PDVSA, the Venezuelan state oil company, was sanctioned for delivering to Iran at least two cargoes of reformate, a blending component that improves the quality of gasoline, between December 2010 and March 2011. According to a U.S. official speaking on background, PDVSA has applied for Export-Import Bank financing and U.S. export licenses in the past. Still, the sanctions against PDVSA are largely symbolic and will have little practical effect on PDVSA’s operations. The State Department made clear that the sanctions do not apply to PDVSA subsidiaries and do not prohibit PDVSA from exporting crude oil to the United States. PDVSA’s subsidiary CITGO operates in the U.S., and imports from Venezuela account for about 10 percent of all U.S. imports of crude oil and petroleum products.

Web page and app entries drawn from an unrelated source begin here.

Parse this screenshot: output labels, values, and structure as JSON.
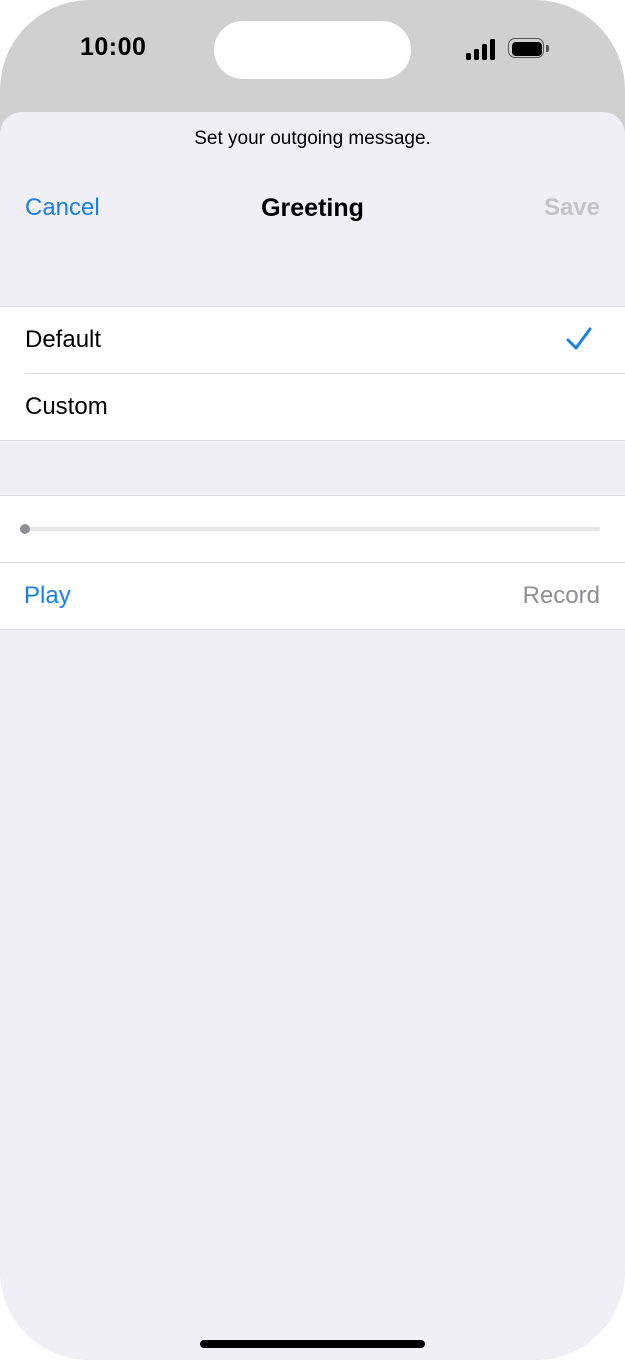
{
  "status_bar": {
    "time": "10:00",
    "signal_icon": "cellular-signal-icon",
    "battery_icon": "battery-icon"
  },
  "sheet": {
    "prompt": "Set your outgoing message.",
    "nav": {
      "cancel_label": "Cancel",
      "title": "Greeting",
      "save_label": "Save"
    },
    "options": [
      {
        "label": "Default",
        "selected": true
      },
      {
        "label": "Custom",
        "selected": false
      }
    ],
    "player": {
      "progress": 0,
      "play_label": "Play",
      "record_label": "Record"
    }
  },
  "colors": {
    "accent": "#1a7fe6",
    "disabled": "#c4c4c8",
    "secondary_text": "#8e8e93",
    "grouped_background": "#f0eff5"
  }
}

Even prior to the enactment of CISADA, the Iran Sanctions Act prohibited investments of $20 million or more in the development of Iran’s petroleum resources. Though this prohibition existed previously, the U.S. had not imposed any sanctions for prohibited investments until after the CISADA amendments were enacted. In October 2010, Naftiran Intertrade Company (NICO) was sanctioned for investing in Iran’s petroleum sector. NICO is based in Switzerland, but it is reportedly owned and controlled by Iran. NICO pays companies that develop oil production in Iran and sells Iranian crude oil on the international market. In April 2011, Belarusneft was sanctioned for investing in the development of Iran’s petroleum resources. The company reportedly entered into a $500 million contract for the development of an oil field in Iran. For these activities, NICO and Belarusneft have both been prohibited from securing financing from the U.S. Export-Import Bank, receiving loans from U.S. financial institutions in excess of $10 million in any 12-month period, and obtaining U.S. export licenses or U.S. Government contracts. Together with the companies sanctioned for transactions related to refined petroleum, then, a total of nine foreign companies have been sanctioned for violating the prohibitions in the amended Iran Sanctions Act.
For additional information concerning U.S. sanctions programs, please contact Vinson & Elkins lawyers Kathleen Little, David Johnson, or Adrianne Goins. Visit our website to learn more about V&E's Export Controls and Economic Sanctions practice, or e-mail one of the practice contacts.